“Terminator: Dark Fate” is a redundant but surprisingly entertaining sequel whose strong elements compensate for its weak ones to some degree. While it stumbles at times as an action flick, the movie manages to recharge its story formula via some interesting changes, and the overall result is the best entry in its franchise since “Terminator 2: Judgment Day” (1991).
First, let me explain a bit about what is changed in the timeline of this sequel. We already saw several alternative timelines in “Terminator 3: Rise of the Machines” (2003), “Terminator Salvation” (2009), and “Terminator Genisys” (2015), but the movie completely ignores them (This is not much of loss, by the way), and it re-starts its story at the time point not long after the ending of “Terminator 2: Judgement Day”. As many of you remember, Sarah Connor (Linda Hamilton) tries to find some peace for her life after saving the human civilization from the upcoming doom to be caused an evil artificial intelligence named Skynet, but, alas, it turns out that she will continue to battle against her enemy which sends more of assassin robots called Terminators, and there is a devastating moment when she suffers a big price for what she did for saving the humanity.
Anyway, the judgment day Sarah feared for a long time does not come in 1997, and the human civilization subsequently enters the 21st Century, but, unfortunately, the development of an evil artificial intelligence fatefully occurs several decades later. As explained in the middle of the film, the evil artificial intelligence in this timeline, named Legion, is also defeated by the human rebel in the end, but, of course, it sends its own advanced Terminator, called Rev-9 (Gabriel Luna, who is as stoic and formidable as Robert Patrick in “Terminator: Judgment Day”), back to Mexico City, 2020 for eliminating a certain person holding the key to the victory of the human rebel in the future.

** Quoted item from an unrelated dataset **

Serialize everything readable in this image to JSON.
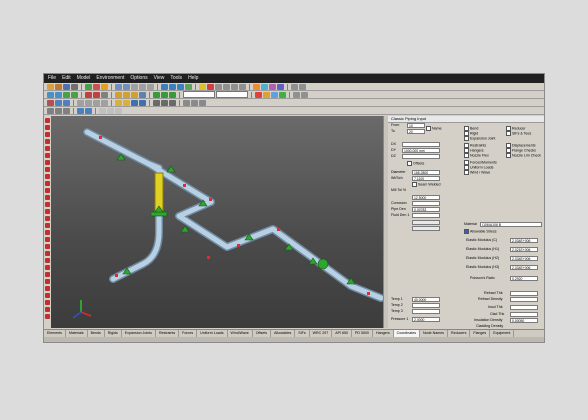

That person in question is a young Mexican girl named Daniella “Dani” Ramos (Natalia Reyes), who suddenly finds herself thrown into a very perilous situation as Rev-9 approaches closer to her with single-minded ruthlessness. Fortunately, a mechanically enhanced soldier named Grace (Mackenzie Davis) is already sent from the future for protecting Dani, and she and Dani soon come across Sarah, who, for a reason explained later in the story, is ready to come to rescue when Grace and Dani are being cornered by Rev-9 during a big vehicle action sequence which may take you back to one of the key action sequences in “Terminator 2: Judgment Day”.

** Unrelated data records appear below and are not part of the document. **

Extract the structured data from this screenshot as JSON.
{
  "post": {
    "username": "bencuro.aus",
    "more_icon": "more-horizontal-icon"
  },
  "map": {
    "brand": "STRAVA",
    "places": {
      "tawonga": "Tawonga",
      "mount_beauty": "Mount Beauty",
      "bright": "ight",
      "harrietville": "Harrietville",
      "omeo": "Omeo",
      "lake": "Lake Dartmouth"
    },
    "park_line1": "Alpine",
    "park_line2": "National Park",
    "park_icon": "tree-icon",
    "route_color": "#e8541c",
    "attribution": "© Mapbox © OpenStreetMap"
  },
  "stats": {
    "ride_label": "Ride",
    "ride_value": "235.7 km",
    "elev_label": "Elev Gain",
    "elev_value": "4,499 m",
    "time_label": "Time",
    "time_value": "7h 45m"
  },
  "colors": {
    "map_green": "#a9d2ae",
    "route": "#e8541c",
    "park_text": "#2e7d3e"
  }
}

Although there is not much trust between Sarah and Grace, they band together anyway for protecting Dani, and they and Dani soon leave for a certain spot located in Texas. As watching them taking their risky journey across the Mexico-US border along with thousands of people trying to cross the border, I could not help but think of Cary Joji Fukunaga’s unforgettable immigrant drama film “Sin Nombre” (2009), and I was not surprised to learn later that the footage from that movie is actually used here in this film.
After managing to cross the border, Dani and her protectors eventually arrive at their destination in Texas, and, as already shown in the trailer of the film, they meet one of those several other robots sent from the original future. Since becoming purposeless many years ago, this robot, played by, of course, Arnold Schwarzenegger, has led a normal human life as ‘Cal’, and it has already been waiting for the appearance of Dani and her protectors at the front door of its house.

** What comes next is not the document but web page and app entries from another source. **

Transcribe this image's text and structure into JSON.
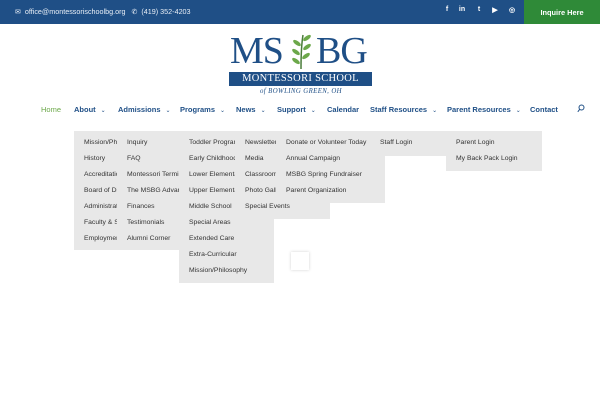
{
  "topbar": {
    "email": "office@montessorischoolbg.org",
    "phone": "(419) 352-4203",
    "social": [
      {
        "icon": "facebook-icon",
        "glyph": "f"
      },
      {
        "icon": "linkedin-icon",
        "glyph": "in"
      },
      {
        "icon": "twitter-icon",
        "glyph": "t"
      },
      {
        "icon": "youtube-icon",
        "glyph": "▶"
      },
      {
        "icon": "instagram-icon",
        "glyph": "◎"
      }
    ],
    "cta": "Inquire Here"
  },
  "logo": {
    "left": "MS",
    "right": "BG",
    "band": "MONTESSORI SCHOOL",
    "tagline": "of BOWLING GREEN, OH"
  },
  "nav": {
    "items": [
      {
        "label": "Home",
        "active": true
      },
      {
        "label": "About",
        "chevron": true
      },
      {
        "label": "Admissions",
        "chevron": true
      },
      {
        "label": "Programs",
        "chevron": true
      },
      {
        "label": "News",
        "chevron": true
      },
      {
        "label": "Support",
        "chevron": true
      },
      {
        "label": "Calendar"
      },
      {
        "label": "Staff Resources",
        "chevron": true
      },
      {
        "label": "Parent Resources",
        "chevron": true
      },
      {
        "label": "Contact"
      }
    ],
    "search_icon": "search-icon"
  },
  "dropdowns": [
    {
      "name": "about",
      "items": [
        "Mission/Philosophy",
        "History",
        "Accreditation",
        "Board of Directors",
        "Administration",
        "Faculty & Staff",
        "Employment"
      ]
    },
    {
      "name": "admissions",
      "items": [
        "Inquiry",
        "FAQ",
        "Montessori Terminology",
        "The MSBG Advantage",
        "Finances",
        "Testimonials",
        "Alumni Corner"
      ]
    },
    {
      "name": "programs",
      "items": [
        "Toddler Program",
        "Early Childhood",
        "Lower Elementary",
        "Upper Elementary",
        "Middle School",
        "Special Areas",
        "Extended Care",
        "Extra-Curricular",
        "Mission/Philosophy"
      ]
    },
    {
      "name": "news",
      "items": [
        "Newsletter",
        "Media",
        "Classrooms",
        "Photo Gallery",
        "Special Events"
      ]
    },
    {
      "name": "support",
      "items": [
        "Donate or Volunteer Today",
        "Annual Campaign",
        "MSBG Spring Fundraiser",
        "Parent Organization"
      ]
    },
    {
      "name": "staff",
      "items": [
        "Staff Login"
      ]
    },
    {
      "name": "parent",
      "items": [
        "Parent Login",
        "My Back Pack Login"
      ]
    }
  ],
  "colors": {
    "brand_blue": "#1f4f86",
    "accent_green": "#2f8a38",
    "active_nav": "#6ca84a",
    "dropdown_bg": "#e8e8e8"
  }
}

Sarah understandably does not trust Cal much due to her old anger and resentment, but she is also well aware of that she and her two companions need any possible extra help, and Cal turns out to be quite helpful in more than one way. Besides having a storage room full of many various firearms, Cal is determined to protect Dani along with Sarah and Grace as much as possible, and we soon see them and Grace hurl themselves into more dangers caused by Rev-9.
Steadily maintaining its narrative pacing, the movie continues to provide us big action sequences, and we seldom get bored as a result, but director Tim Miller, who previously directed “Deadpool” (2016), somehow fails to generate enough fun and excitement. Although these action sequences in the film are not as dreadful as whatever we saw from those awful Transformers movies by Michael Bay, I must point out that they depend on a bit too much of choppy editing and shaky camera work, and I found myself getting more exhausted instead of excited during the climactic part of the film.
Nevertheless, the movie still works fairly well thanks to the strong presence of its good main cast members. While Arnold Schwarzenegger is as dependable as he was in the previous films, Linda Hamilton is as tough and gritty as required, and it is fun and interesting to how these two performers handle their respective roles with some nice touches and nuances. In case of the other notable cast members in the film, Mackenzie Davis, who is quite different here from her perky comic performance in “Tully” (2017), and Natalia Reyes are well-cast, and they and Hamilton are convincing in the rocky relationship development among their characters along the story.
In conclusion, “Terminator: Dark Fate” looks relatively plain compared to “The Terminator” (1984) and “Terminator 2: Judgment Day”, but it is more satisfying than its recent predecessors including “Terminator: Genisys”, which I finally happened to watch a few days ago but did not remember much nonetheless. Yes, it is not entirely successful, but, at least, the movie does not forget what made the first two Terminator films so successful and memorable, and I am sort of glad about that.